Collected data entries
════════════════════
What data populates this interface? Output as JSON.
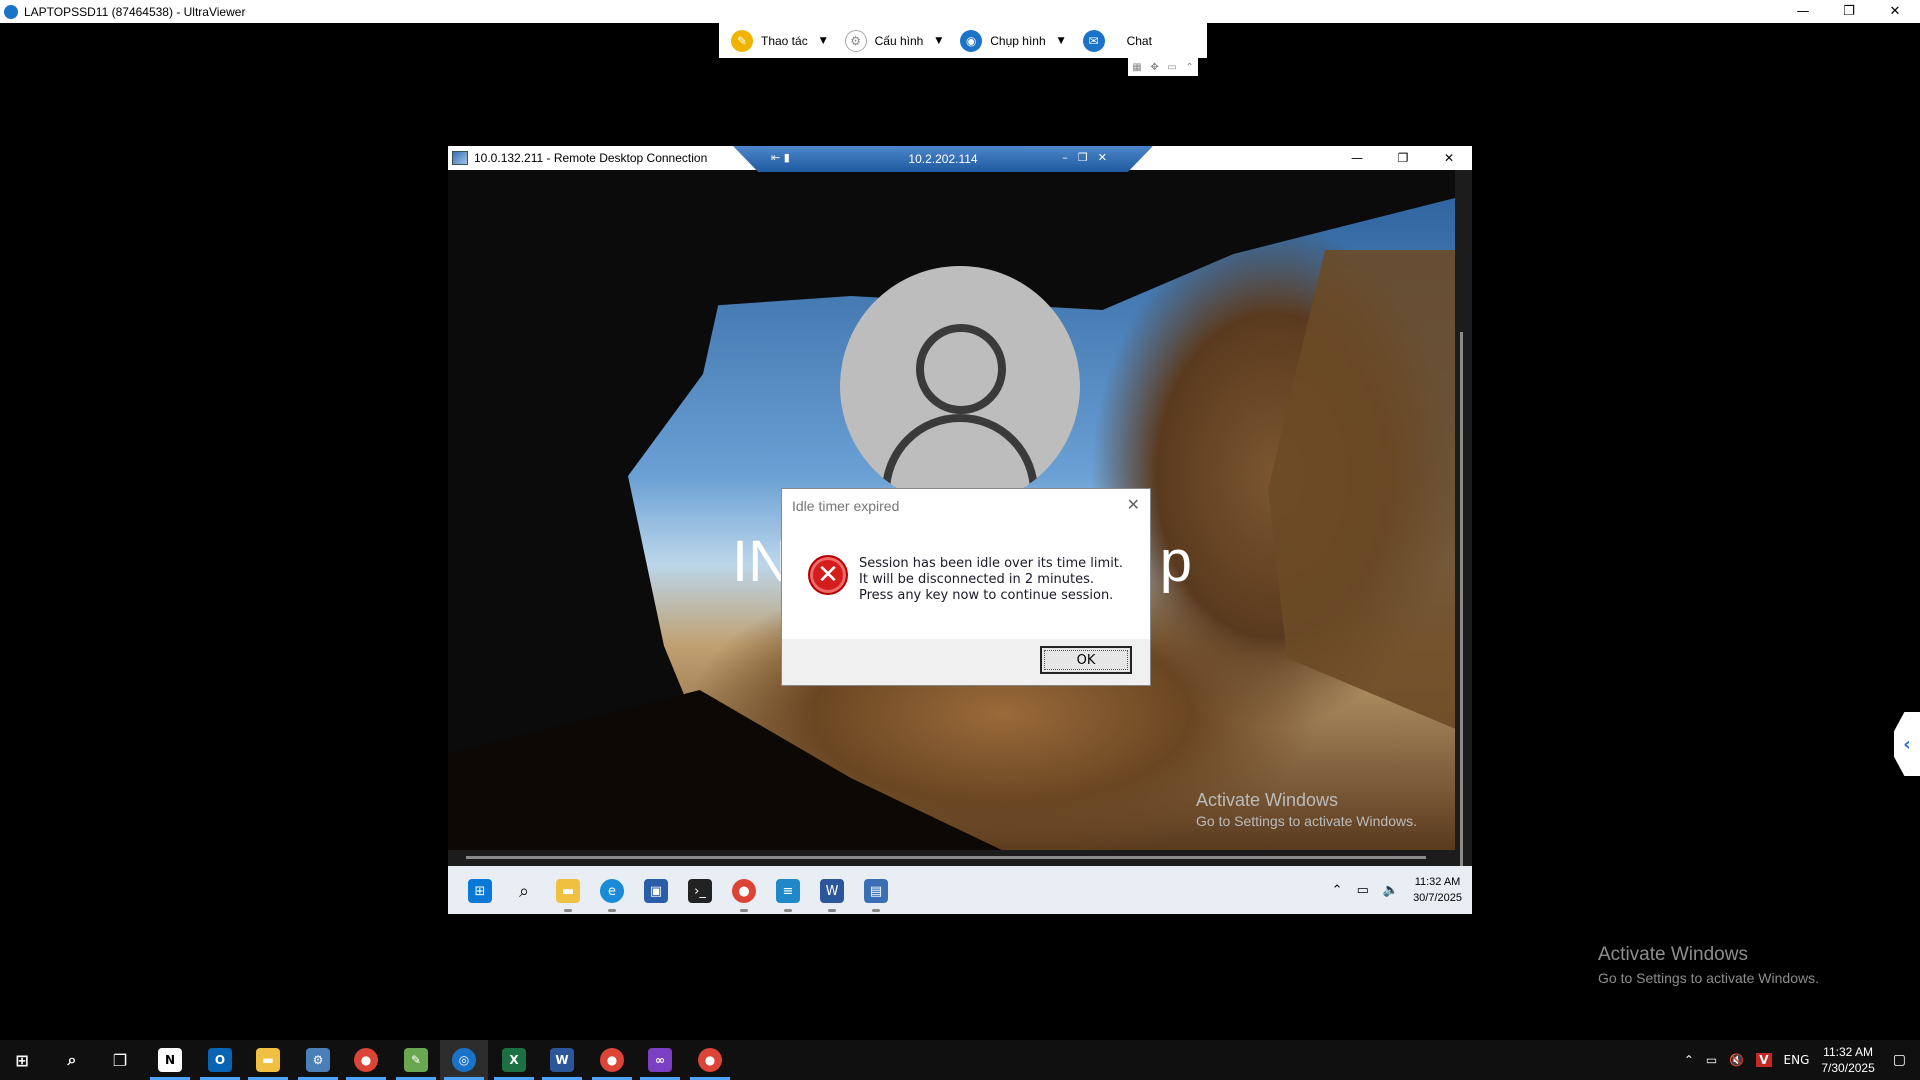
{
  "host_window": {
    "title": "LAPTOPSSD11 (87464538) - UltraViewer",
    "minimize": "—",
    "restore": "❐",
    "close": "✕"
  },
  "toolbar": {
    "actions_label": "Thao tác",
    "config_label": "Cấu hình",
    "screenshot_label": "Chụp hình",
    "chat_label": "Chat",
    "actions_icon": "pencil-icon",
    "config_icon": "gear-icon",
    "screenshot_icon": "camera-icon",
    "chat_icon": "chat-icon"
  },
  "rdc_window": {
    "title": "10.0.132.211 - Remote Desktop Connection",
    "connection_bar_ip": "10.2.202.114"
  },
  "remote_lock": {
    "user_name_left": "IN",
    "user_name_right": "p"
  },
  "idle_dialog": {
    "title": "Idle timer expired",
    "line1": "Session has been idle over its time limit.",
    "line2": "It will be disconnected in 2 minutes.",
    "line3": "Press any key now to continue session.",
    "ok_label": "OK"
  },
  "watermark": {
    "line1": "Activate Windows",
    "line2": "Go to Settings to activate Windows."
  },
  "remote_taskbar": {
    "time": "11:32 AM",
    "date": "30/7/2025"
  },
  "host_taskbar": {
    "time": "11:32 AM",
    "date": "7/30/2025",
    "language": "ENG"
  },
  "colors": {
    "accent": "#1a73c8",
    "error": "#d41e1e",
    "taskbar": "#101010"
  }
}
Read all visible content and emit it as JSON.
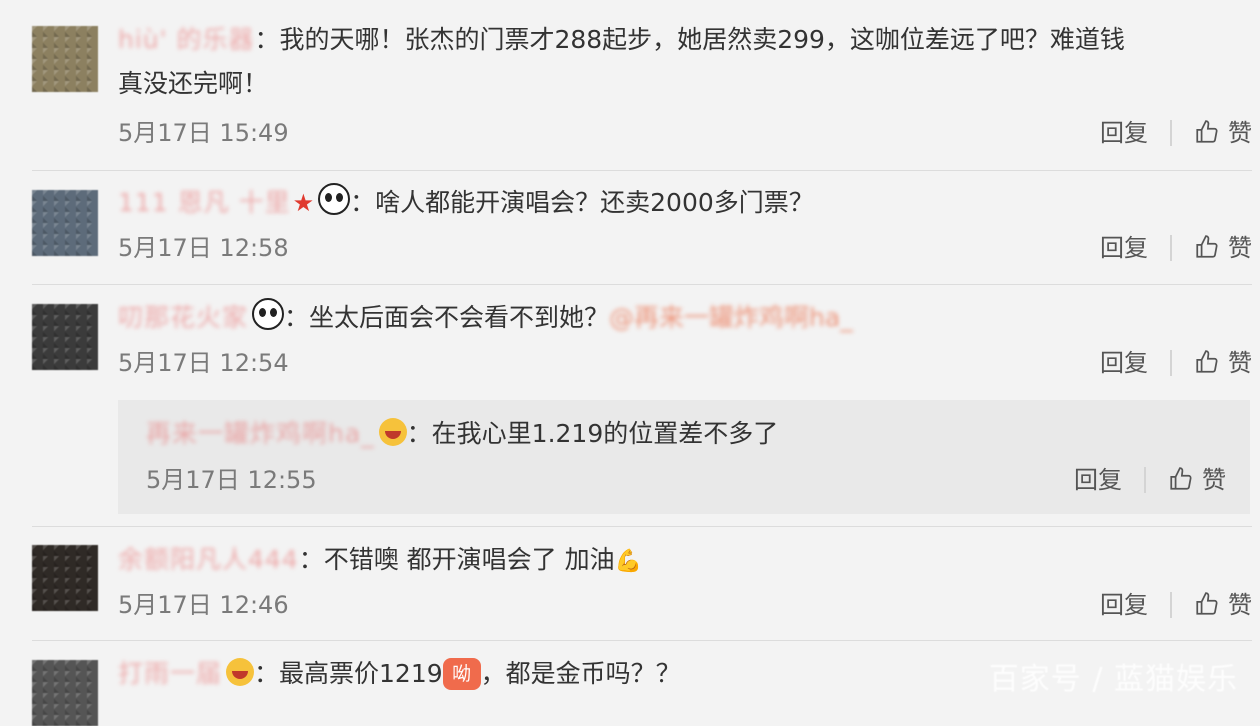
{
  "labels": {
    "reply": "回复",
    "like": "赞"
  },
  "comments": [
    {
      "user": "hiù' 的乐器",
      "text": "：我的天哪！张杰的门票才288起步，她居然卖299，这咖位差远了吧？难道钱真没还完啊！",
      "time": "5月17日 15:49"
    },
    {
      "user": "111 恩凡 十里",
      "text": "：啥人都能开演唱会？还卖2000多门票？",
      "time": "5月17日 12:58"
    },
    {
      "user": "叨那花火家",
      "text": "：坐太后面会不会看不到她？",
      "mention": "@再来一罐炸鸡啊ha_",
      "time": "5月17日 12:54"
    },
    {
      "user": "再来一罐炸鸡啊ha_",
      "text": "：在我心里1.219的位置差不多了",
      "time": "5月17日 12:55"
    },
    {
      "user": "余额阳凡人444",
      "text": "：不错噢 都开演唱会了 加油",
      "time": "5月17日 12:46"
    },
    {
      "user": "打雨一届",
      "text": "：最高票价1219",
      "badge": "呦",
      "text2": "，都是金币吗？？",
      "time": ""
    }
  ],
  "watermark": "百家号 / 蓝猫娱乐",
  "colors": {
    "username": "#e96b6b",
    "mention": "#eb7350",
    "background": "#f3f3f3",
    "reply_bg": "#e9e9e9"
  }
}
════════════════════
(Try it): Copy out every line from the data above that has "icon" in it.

(Finished exercise):
    "actions_icon": "pencil-icon",
    "config_icon": "gear-icon",
    "screenshot_icon": "camera-icon",
    "chat_icon": "chat-icon"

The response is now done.